▶ **Instructions for the task**
The reply should be a single number: the count of lines below that contain the word "Engine".

▶ **Data records for software interfaces**

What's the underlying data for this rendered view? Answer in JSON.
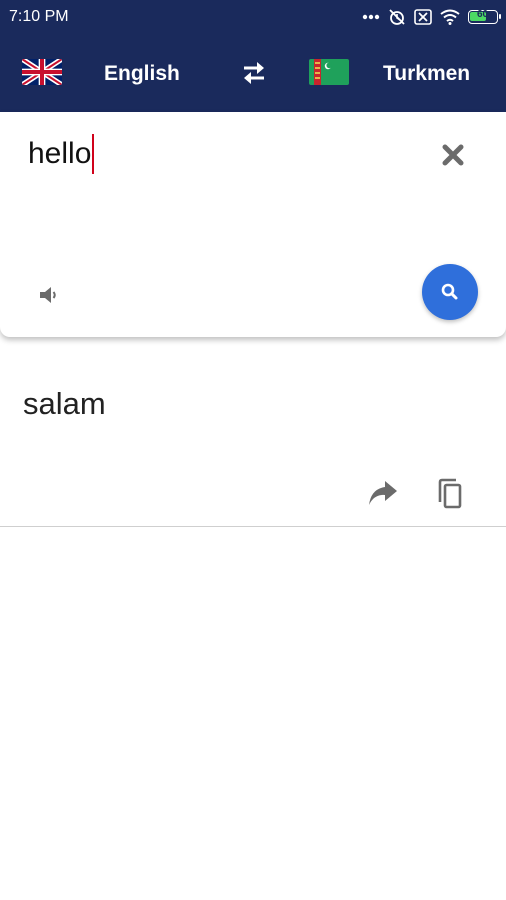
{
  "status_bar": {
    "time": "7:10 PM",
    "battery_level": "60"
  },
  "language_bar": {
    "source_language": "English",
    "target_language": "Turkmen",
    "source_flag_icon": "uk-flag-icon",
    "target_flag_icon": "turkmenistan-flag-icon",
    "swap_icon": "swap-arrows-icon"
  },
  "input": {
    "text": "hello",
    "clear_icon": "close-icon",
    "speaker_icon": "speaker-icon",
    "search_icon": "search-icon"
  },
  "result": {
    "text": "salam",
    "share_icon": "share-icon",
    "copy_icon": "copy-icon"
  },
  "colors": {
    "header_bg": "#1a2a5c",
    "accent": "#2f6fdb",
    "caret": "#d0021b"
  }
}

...

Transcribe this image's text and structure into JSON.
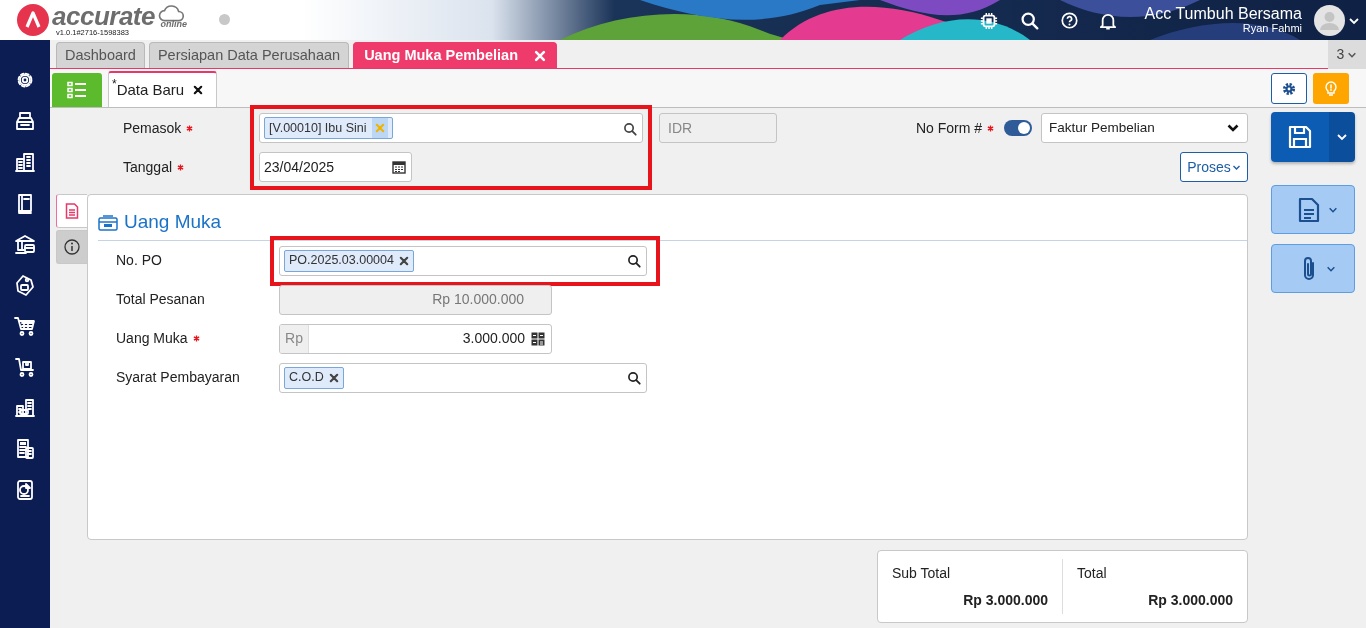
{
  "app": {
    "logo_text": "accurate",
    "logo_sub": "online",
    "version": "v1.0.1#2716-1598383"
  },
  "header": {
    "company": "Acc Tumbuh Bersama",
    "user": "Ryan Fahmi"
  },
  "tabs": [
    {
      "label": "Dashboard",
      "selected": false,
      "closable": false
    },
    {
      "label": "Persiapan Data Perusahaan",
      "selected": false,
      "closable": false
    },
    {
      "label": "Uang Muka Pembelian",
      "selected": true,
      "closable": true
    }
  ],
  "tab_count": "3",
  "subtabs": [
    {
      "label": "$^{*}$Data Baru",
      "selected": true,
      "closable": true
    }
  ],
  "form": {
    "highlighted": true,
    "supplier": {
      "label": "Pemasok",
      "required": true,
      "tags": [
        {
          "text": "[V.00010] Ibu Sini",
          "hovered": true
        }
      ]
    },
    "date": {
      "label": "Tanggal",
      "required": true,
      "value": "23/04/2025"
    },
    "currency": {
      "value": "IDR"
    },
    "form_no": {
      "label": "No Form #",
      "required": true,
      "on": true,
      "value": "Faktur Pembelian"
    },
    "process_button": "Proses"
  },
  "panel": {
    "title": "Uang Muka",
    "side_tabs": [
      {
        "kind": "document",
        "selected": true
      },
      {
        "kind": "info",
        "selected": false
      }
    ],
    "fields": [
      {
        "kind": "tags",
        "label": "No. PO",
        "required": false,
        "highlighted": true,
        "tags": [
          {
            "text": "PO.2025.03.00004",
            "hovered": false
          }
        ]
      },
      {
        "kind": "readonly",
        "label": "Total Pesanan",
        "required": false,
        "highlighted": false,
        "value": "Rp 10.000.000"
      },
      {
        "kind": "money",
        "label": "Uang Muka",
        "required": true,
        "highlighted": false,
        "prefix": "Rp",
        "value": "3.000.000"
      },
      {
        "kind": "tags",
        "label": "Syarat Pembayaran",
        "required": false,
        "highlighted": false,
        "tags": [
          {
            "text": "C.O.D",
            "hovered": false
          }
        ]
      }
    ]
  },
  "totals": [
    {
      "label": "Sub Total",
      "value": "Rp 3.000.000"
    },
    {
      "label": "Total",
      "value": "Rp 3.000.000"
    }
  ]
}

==

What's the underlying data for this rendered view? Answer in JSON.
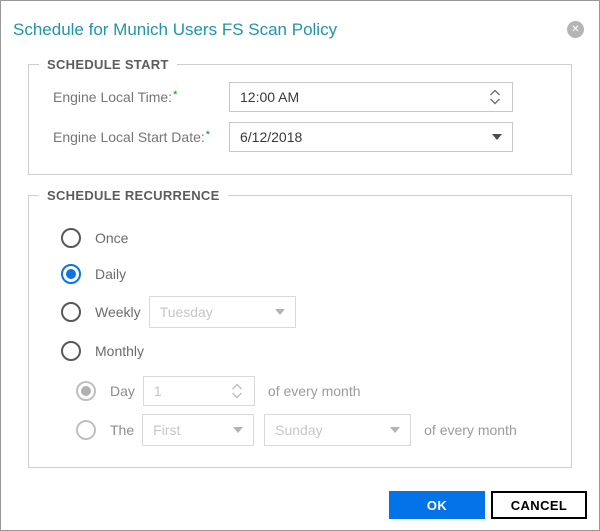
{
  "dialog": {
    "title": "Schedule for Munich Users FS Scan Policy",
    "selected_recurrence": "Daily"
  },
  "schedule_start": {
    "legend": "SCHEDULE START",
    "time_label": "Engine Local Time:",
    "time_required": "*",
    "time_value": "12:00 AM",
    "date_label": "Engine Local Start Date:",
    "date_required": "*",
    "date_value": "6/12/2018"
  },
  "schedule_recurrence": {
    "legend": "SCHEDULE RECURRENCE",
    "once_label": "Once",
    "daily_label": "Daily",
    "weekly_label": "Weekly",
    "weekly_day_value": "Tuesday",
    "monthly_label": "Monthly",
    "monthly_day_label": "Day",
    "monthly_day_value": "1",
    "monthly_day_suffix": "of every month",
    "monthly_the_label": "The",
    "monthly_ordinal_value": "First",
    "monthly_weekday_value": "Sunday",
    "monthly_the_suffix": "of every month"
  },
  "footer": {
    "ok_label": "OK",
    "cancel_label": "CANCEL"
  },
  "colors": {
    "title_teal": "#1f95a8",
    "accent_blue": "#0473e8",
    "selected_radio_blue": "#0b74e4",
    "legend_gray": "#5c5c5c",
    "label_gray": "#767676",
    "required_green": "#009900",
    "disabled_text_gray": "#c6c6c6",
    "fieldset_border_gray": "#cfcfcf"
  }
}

▶ **Response box**
2